*** Opening RECORDS SUPPLIED ***

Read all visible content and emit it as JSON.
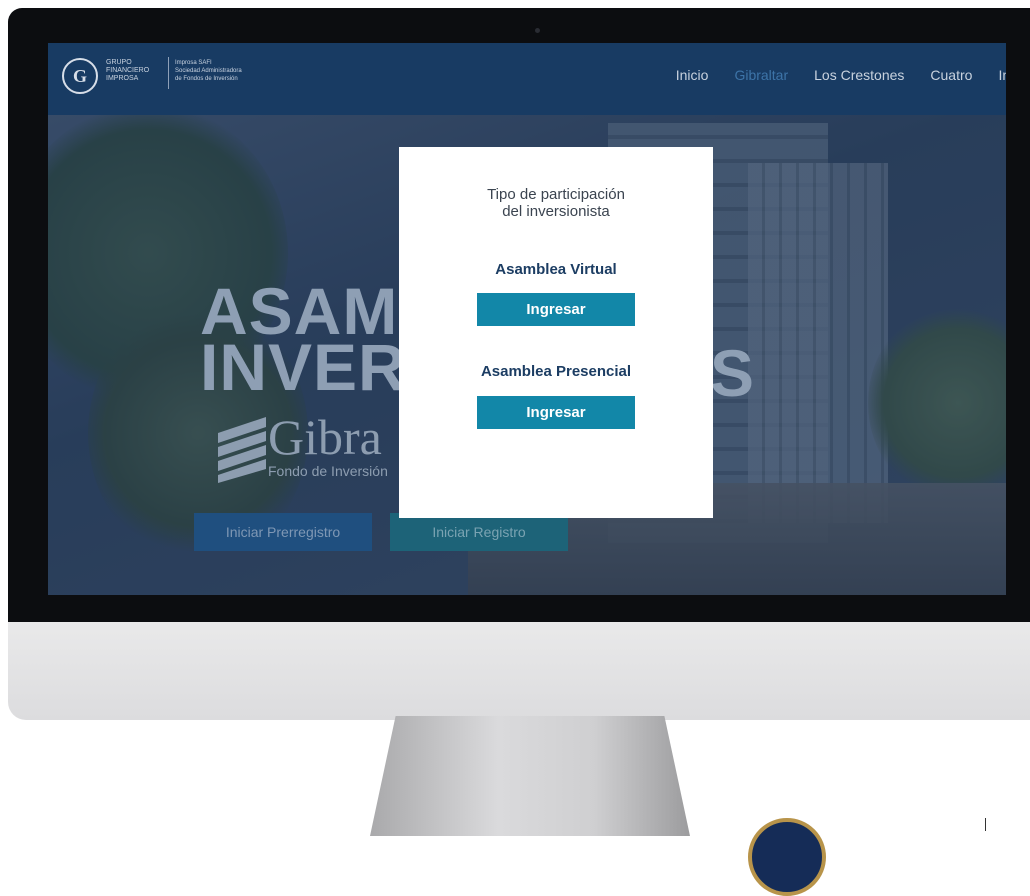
{
  "logo": {
    "group_lines": [
      "GRUPO",
      "FINANCIERO",
      "IMPROSA"
    ],
    "company_lines": [
      "Improsa SAFI",
      "Sociedad Administradora",
      "de Fondos de Inversión"
    ]
  },
  "nav": {
    "items": [
      "Inicio",
      "Gibraltar",
      "Los Crestones",
      "Cuatro",
      "Im"
    ],
    "active": "Gibraltar"
  },
  "hero": {
    "title_line1": "ASAMB",
    "title_line2": "INVERS",
    "title_tail": "S",
    "fund_name": "Gibra",
    "fund_subtitle": "Fondo de Inversión",
    "prereg_button": "Iniciar Prerregistro",
    "reg_button": "Iniciar Registro"
  },
  "modal": {
    "title_line1": "Tipo de participación",
    "title_line2": "del inversionista",
    "options": [
      {
        "label": "Asamblea Virtual",
        "button": "Ingresar"
      },
      {
        "label": "Asamblea Presencial",
        "button": "Ingresar"
      }
    ]
  },
  "colors": {
    "navbar": "#183b63",
    "button_accent": "#1287a8",
    "option_label": "#1c3d63"
  }
}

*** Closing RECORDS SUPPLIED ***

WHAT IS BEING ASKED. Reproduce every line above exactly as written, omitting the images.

WRITTEN SOLUTION.
Read all visible content and emit it as JSON.
{
  "logo": {
    "group_lines": [
      "GRUPO",
      "FINANCIERO",
      "IMPROSA"
    ],
    "company_lines": [
      "Improsa SAFI",
      "Sociedad Administradora",
      "de Fondos de Inversión"
    ]
  },
  "nav": {
    "items": [
      "Inicio",
      "Gibraltar",
      "Los Crestones",
      "Cuatro",
      "Im"
    ],
    "active": "Gibraltar"
  },
  "hero": {
    "title_line1": "ASAMB",
    "title_line2": "INVERS",
    "title_tail": "S",
    "fund_name": "Gibra",
    "fund_subtitle": "Fondo de Inversión",
    "prereg_button": "Iniciar Prerregistro",
    "reg_button": "Iniciar Registro"
  },
  "modal": {
    "title_line1": "Tipo de participación",
    "title_line2": "del inversionista",
    "options": [
      {
        "label": "Asamblea Virtual",
        "button": "Ingresar"
      },
      {
        "label": "Asamblea Presencial",
        "button": "Ingresar"
      }
    ]
  },
  "colors": {
    "navbar": "#183b63",
    "button_accent": "#1287a8",
    "option_label": "#1c3d63"
  }
}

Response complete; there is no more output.